Now the perspicacious Farhad Manjoo looks at a similar continental divide within AOL Time Warner:
- But stuck in the middle of this fight is a firm that is both a huge copyright holder as well as a huge Internet company — in fact, it is the leading company in each industry. This is AOL Time Warner, a neither-fish-nor-fowl hybrid of copyright and consumer interests, a combination that has left the company pretty much speechless on a case that could determine the privacy rights of its more than 30 million subscribers, not to mention the rest of us. While other ISPs are running scared, AOL, the biggest ISP of all, is keeping mum. [Salon]
Manjoo describes the Verizon case, then notes that:
….AOL’s silence is conspicuous given its unique position as a troubled sister-company to the world’s largest media firm. Its silence may also have important practical effects. “They’re the biggest ISP, and if they said, ‘Wait a minute, we think there’s a problem here,’ that would be taken very seriously by the courts,” says Cindy Cohn, the legal director of the Electronic Frontier Foundation. “I think there’s no question that would be a tremendous voice.”
But will that voice speak out — or will it be muffled by the media interests that now appear to control AOL Time Warner’s future? It’s not really an exaggeration to suggest that the privacy of your actions on the Internet could depend on what this single company does next.
….Nobody has a larger number of subscribers than AOL, or would be likely to take a bigger hit if suddenly forced to crack down against every instance of file-trading that an AOL subscriber engages in. But, at the same time, no company has more media properties at risk from file-trading than AOL Time Warner.
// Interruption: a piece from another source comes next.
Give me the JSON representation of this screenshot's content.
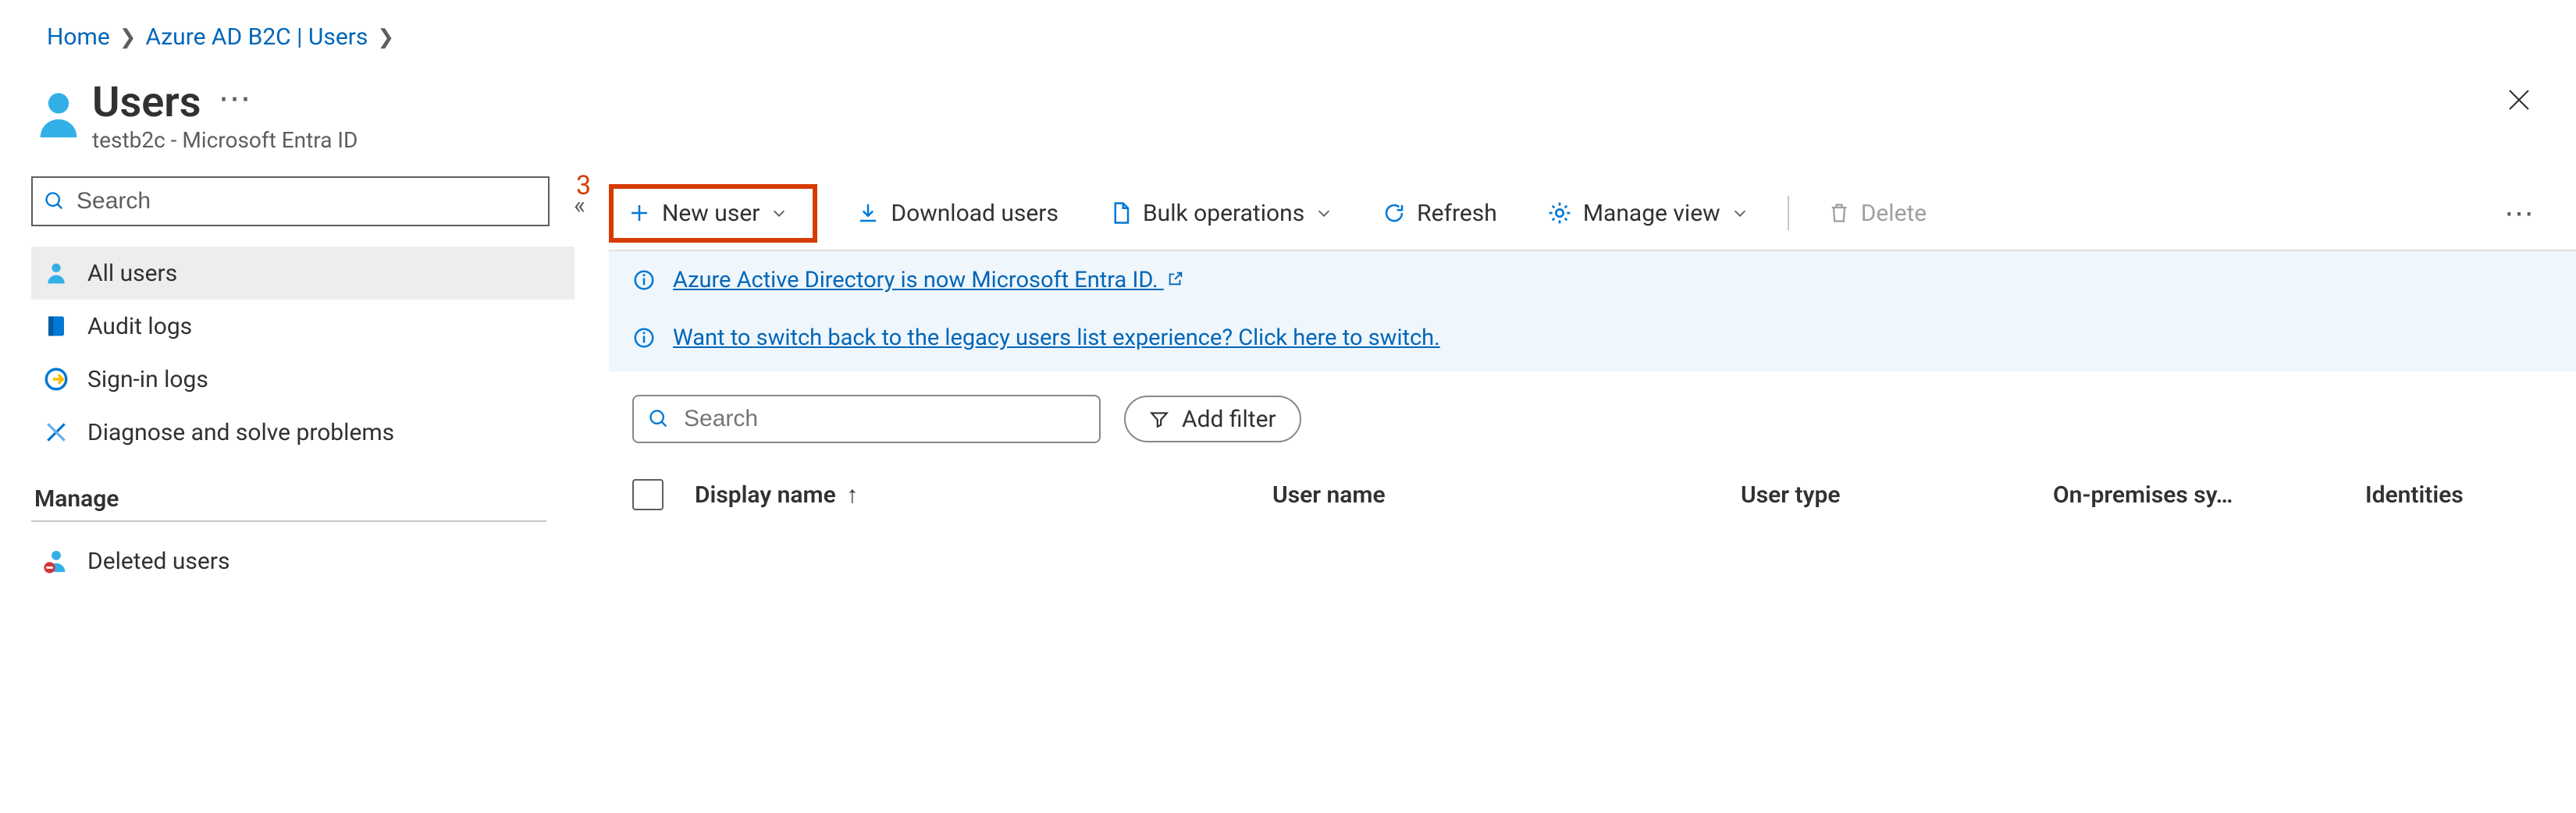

….Verizon says it will appeal the decision. The stakes are enormous. If you accept that Congress really meant to say what Bates and the RIAA say it meant — that anyone who suspects a copyright violation can obtain the alleged infringer’s identity rather easily and without judicial review — then the DMCA would seem to be much more unreasonable, and much scarier, than even critics of copyright owners have previously said. According to ISPs, consumer groups, and legal experts, the practical effects of this ruling would be terrifying — and AOL’s silence on the issue despite these consequences “is deafening,” says one person in the industry.
….copyright-sleuthing bots — software programs that scan the Internet for files that “seem” like illegal copies, a determination that can be made on as little evidence as a filename that appears fishy, like “MetallicaSong.mp3” — are already in use today. They are run by copyright-enforcing firms hired by media companies; everyday, these firms bombard ISPs with requests to pull from their network material that appears to be illegally copied.
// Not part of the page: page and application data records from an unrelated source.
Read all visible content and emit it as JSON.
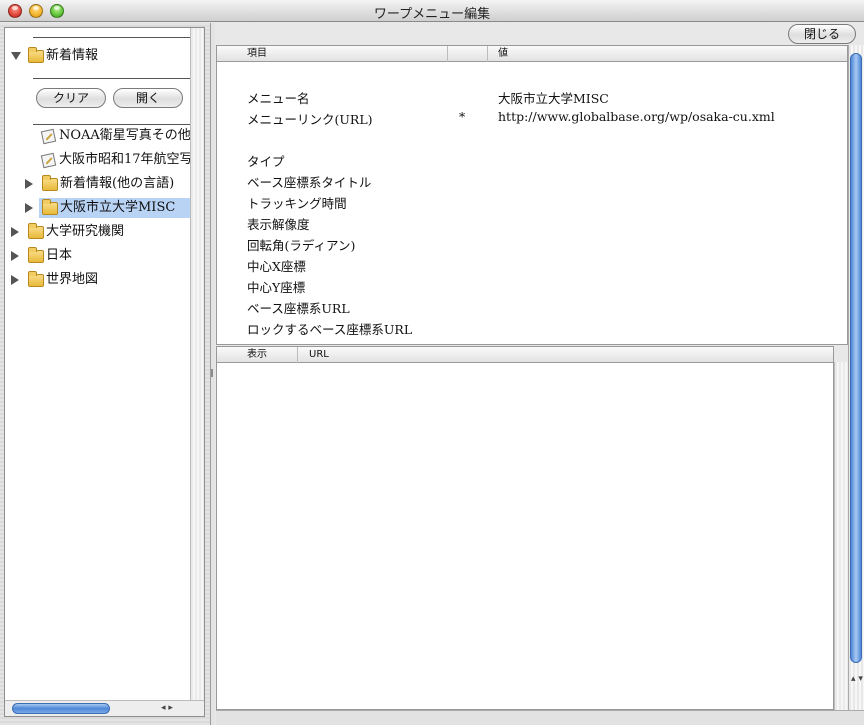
{
  "window": {
    "title": "ワープメニュー編集"
  },
  "tree": {
    "root_label": "新着情報",
    "buttons": {
      "clear": "クリア",
      "open": "開く"
    },
    "items": [
      {
        "label": "NOAA衛星写真その他"
      },
      {
        "label": "大阪市昭和17年航空写"
      },
      {
        "label": "新着情報(他の言語)"
      },
      {
        "label": "大阪市立大学MISC"
      },
      {
        "label": "大学研究機関"
      },
      {
        "label": "日本"
      },
      {
        "label": "世界地図"
      }
    ],
    "scroll_arrows": "◂ ▸"
  },
  "toolbar": {
    "close_label": "閉じる"
  },
  "properties": {
    "headers": {
      "item": "項目",
      "value": "値"
    },
    "rows": [
      {
        "name": "メニュー名",
        "flag": "",
        "value": "大阪市立大学MISC"
      },
      {
        "name": "メニューリンク(URL)",
        "flag": "*",
        "value": "http://www.globalbase.org/wp/osaka-cu.xml"
      },
      {
        "name": "タイプ",
        "flag": "",
        "value": ""
      },
      {
        "name": "ベース座標系タイトル",
        "flag": "",
        "value": ""
      },
      {
        "name": "トラッキング時間",
        "flag": "",
        "value": ""
      },
      {
        "name": "表示解像度",
        "flag": "",
        "value": ""
      },
      {
        "name": "回転角(ラディアン)",
        "flag": "",
        "value": ""
      },
      {
        "name": "中心X座標",
        "flag": "",
        "value": ""
      },
      {
        "name": "中心Y座標",
        "flag": "",
        "value": ""
      },
      {
        "name": "ベース座標系URL",
        "flag": "",
        "value": ""
      },
      {
        "name": "ロックするベース座標系URL",
        "flag": "",
        "value": ""
      }
    ]
  },
  "url_list": {
    "headers": {
      "display": "表示",
      "url": "URL"
    }
  },
  "scroll_arrows_vertical": "▴ ▾"
}
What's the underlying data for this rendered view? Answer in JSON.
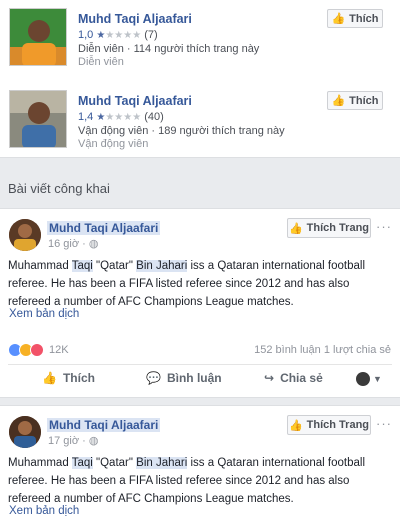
{
  "pages": [
    {
      "name": "Muhd Taqi Aljaafari",
      "rating": "1,0",
      "stars_filled": 1,
      "stars_total": 5,
      "rating_count": "(7)",
      "meta": "Diễn viên · 114 người thích trang này",
      "category": "Diễn viên",
      "like_label": "Thích"
    },
    {
      "name": "Muhd Taqi Aljaafari",
      "rating": "1,4",
      "stars_filled": 1,
      "stars_total": 5,
      "rating_count": "(40)",
      "meta": "Vận động viên · 189 người thích trang này",
      "category": "Vận động viên",
      "like_label": "Thích"
    }
  ],
  "section_title": "Bài viết công khai",
  "posts": [
    {
      "author": "Muhd Taqi Aljaafari",
      "time": "16 giờ · ",
      "follow_label": "Thích Trang",
      "text_parts": [
        "Muhammad ",
        "Taqi",
        " \"Qatar\" ",
        "Bin Jahari",
        " iss a Qataran international football referee. He has been a FIFA listed referee since 2012 and has also refereed a number of AFC Champions League matches."
      ],
      "translate": "Xem bản dịch",
      "reaction_count": "12K",
      "stats": "152 bình luận  1 lượt chia sẻ",
      "actions": [
        "Thích",
        "Bình luận",
        "Chia sẻ"
      ]
    },
    {
      "author": "Muhd Taqi Aljaafari",
      "time": "17 giờ · ",
      "follow_label": "Thích Trang",
      "text_parts": [
        "Muhammad ",
        "Taqi",
        " \"Qatar\" ",
        "Bin Jahari",
        " iss a Qataran international football referee. He has been a FIFA listed referee since 2012 and has also refereed a number of AFC Champions League matches."
      ],
      "translate": "Xem bản dịch"
    }
  ],
  "colors": {
    "link": "#365899",
    "highlight": "#dbe4f3",
    "background": "#e9ebee"
  }
}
….Although AOL Time Warner has refused to say much about its position on this case, the company hasn’t, really, been officially silent. Rather, it has held two diametrically opposite views that, taken together, signify a deeply split identity. On one side are many of the company’s media subsidiaries — its record labels and movie studios — which are part of the RIAA. On the other side is the company’s online division, AOL, which is part of the U.S. Internet Service Provider Association, an ISP trade group that filed a legal brief in support of Verizon, and therefore against the RIAA in this case. Through two trade groups, then, AOL has technically told the court that it’s on both sides of this issue. Talk about a tough merger!
….The process set by AOL to comply with ordinary civil subpoenas would seem to be protective of a user’s identity; but the scheme wouldn’t work with the sort of DMCA 512h subpoenas that AOL’s media siblings are seeking. If AOL received a 512h subpoena, it would not have the opportunity to check whether such a request had any merit. And the subpoenas — which Bates said were designed to be “expeditiously” processed — would not give the company and users a few days to think over the request.
….Perhaps, in the end, silence is AOL’s only rational option, at least until its internal politics are solved.
“AOL’s problem is they’re just a two-headed monster,” Mark Cooper, of the Consumer Federation of America, likes to say.
The important question now is, which monster is bigger?